### TASK DIRECTIONS
Go through the material and copy every line in which "unlock" appears.
====== EXTRACTED DATA ======
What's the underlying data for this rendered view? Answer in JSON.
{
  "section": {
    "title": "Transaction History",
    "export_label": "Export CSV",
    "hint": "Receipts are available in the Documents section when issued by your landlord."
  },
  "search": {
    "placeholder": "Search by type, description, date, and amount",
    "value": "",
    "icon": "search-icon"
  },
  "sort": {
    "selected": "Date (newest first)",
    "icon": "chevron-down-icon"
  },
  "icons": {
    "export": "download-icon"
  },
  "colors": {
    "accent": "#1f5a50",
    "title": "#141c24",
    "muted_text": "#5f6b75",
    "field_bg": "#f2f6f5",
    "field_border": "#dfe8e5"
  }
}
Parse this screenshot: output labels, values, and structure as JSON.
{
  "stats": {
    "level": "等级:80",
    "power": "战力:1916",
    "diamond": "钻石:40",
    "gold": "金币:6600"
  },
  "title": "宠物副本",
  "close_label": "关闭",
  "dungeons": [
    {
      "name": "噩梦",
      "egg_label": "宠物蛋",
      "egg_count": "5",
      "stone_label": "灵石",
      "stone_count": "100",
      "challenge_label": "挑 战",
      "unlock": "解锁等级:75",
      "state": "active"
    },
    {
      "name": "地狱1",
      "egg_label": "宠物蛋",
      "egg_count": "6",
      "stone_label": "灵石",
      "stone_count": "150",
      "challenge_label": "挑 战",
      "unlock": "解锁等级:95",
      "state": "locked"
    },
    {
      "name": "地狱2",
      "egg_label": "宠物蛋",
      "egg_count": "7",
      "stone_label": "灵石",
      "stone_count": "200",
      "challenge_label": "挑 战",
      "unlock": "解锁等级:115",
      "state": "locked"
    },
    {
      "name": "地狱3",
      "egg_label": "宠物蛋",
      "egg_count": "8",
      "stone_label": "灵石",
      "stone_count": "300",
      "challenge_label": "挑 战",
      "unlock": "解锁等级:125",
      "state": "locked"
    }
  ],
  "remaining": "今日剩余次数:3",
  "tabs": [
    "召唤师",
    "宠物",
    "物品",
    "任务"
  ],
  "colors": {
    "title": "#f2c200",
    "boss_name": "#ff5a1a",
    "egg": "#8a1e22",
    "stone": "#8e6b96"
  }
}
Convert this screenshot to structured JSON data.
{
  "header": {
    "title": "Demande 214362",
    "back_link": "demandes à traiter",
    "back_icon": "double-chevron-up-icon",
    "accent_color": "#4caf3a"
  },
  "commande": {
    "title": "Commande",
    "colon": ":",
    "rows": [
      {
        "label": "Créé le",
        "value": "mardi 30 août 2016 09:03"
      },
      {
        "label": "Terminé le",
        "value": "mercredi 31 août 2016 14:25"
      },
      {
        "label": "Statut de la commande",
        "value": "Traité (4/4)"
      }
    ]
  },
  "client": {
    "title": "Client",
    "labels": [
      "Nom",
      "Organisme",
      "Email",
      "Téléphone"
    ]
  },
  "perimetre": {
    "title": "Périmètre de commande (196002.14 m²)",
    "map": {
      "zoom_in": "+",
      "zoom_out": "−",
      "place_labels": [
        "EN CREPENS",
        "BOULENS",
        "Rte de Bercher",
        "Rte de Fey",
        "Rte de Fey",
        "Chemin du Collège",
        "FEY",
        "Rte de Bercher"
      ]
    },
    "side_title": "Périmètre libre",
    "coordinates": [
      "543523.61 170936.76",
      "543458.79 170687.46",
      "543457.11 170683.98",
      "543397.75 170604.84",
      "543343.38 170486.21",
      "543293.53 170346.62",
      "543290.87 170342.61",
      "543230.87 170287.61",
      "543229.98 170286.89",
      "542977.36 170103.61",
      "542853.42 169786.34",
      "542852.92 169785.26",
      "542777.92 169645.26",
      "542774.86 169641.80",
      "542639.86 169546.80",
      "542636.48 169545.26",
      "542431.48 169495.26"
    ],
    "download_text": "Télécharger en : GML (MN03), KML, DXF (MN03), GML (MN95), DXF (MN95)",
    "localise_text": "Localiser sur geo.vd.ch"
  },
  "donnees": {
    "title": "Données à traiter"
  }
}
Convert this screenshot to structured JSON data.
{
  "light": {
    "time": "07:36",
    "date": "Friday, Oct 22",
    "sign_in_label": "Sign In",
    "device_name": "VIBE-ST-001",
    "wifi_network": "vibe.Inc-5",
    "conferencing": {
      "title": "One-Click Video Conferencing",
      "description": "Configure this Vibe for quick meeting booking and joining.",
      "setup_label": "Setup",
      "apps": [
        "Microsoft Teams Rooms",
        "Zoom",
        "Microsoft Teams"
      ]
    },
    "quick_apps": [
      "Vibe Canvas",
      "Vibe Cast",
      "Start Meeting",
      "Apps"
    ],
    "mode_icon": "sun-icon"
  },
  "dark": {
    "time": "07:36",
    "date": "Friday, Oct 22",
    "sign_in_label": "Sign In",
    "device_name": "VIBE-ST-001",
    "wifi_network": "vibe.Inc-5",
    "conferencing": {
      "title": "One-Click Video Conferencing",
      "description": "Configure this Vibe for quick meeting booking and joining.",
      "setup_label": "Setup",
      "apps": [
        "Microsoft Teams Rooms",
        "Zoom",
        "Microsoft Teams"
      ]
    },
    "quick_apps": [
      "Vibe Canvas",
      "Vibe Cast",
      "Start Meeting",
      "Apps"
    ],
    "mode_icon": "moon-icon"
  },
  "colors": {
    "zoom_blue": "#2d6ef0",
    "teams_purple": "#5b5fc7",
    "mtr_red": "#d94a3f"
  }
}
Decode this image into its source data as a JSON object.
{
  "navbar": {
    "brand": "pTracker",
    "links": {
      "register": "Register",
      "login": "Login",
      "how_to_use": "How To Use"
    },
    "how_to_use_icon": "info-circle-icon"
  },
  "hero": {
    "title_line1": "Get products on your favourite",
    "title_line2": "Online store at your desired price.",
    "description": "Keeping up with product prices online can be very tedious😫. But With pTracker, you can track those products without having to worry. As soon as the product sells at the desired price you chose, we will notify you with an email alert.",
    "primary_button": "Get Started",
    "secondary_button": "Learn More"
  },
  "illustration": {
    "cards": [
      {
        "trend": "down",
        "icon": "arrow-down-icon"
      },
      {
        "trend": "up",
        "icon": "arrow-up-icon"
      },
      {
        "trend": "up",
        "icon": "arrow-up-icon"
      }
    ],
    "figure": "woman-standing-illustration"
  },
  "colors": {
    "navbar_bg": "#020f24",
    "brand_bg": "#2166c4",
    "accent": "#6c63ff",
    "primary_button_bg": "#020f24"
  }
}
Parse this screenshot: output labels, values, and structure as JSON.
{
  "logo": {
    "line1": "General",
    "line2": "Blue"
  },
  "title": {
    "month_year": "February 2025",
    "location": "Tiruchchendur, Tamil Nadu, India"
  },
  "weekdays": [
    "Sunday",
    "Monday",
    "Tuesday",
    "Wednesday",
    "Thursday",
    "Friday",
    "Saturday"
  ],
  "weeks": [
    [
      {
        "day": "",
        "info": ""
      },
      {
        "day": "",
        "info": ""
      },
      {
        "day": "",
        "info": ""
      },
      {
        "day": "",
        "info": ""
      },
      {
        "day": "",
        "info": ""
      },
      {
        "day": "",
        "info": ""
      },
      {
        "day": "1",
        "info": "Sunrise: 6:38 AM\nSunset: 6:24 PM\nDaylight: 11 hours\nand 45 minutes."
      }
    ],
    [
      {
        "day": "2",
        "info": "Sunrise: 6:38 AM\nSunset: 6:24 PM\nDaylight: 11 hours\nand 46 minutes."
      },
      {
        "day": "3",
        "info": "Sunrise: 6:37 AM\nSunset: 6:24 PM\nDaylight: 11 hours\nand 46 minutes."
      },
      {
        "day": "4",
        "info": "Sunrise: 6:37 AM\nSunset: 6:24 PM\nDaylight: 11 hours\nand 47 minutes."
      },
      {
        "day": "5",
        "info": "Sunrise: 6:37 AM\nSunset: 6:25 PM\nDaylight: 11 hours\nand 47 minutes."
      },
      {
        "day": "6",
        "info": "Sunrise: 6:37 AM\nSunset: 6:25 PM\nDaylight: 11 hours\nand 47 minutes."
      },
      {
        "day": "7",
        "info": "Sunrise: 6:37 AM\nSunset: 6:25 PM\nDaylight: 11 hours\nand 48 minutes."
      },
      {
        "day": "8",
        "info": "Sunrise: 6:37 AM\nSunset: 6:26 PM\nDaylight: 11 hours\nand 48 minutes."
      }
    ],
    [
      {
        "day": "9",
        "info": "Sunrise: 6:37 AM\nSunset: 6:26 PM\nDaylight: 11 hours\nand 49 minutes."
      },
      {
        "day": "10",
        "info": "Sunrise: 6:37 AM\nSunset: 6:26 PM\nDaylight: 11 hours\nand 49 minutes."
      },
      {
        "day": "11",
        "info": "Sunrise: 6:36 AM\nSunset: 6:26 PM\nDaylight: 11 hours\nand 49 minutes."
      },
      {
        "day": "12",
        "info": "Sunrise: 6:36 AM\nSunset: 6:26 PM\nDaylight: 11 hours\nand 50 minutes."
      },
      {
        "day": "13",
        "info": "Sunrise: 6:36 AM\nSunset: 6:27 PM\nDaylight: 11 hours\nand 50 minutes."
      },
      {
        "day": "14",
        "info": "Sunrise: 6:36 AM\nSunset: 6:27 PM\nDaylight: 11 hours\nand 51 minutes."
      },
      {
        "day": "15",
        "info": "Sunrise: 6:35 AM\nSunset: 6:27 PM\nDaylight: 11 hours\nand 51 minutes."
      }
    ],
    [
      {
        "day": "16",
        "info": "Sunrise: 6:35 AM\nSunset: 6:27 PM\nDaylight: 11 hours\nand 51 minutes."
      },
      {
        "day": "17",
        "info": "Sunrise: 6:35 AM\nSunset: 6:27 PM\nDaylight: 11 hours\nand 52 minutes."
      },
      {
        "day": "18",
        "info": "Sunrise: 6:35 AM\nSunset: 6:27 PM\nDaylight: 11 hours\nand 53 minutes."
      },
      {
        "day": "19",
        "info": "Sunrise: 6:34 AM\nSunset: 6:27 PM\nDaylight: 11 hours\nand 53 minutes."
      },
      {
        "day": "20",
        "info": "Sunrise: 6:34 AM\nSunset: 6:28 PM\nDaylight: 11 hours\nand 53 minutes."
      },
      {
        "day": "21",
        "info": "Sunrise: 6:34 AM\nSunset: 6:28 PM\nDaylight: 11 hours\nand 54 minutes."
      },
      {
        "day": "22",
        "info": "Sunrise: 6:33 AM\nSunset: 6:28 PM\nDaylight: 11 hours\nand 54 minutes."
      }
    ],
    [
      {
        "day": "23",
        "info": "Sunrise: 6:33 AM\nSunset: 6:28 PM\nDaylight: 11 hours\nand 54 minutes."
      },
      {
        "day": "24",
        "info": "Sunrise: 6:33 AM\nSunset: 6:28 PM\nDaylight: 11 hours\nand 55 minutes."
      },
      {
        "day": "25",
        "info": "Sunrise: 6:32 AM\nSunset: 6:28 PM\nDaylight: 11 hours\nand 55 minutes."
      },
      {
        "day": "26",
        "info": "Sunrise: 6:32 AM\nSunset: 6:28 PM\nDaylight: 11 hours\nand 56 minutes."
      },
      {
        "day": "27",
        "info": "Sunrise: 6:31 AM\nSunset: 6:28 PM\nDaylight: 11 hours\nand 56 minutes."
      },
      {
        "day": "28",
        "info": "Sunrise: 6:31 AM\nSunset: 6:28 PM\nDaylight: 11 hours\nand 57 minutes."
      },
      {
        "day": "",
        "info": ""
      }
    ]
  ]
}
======
### RESPONSE TO THE TASK
      "unlock": "解锁等级:75",
      "unlock": "解锁等级:95",
      "unlock": "解锁等级:115",
      "unlock": "解锁等级:125",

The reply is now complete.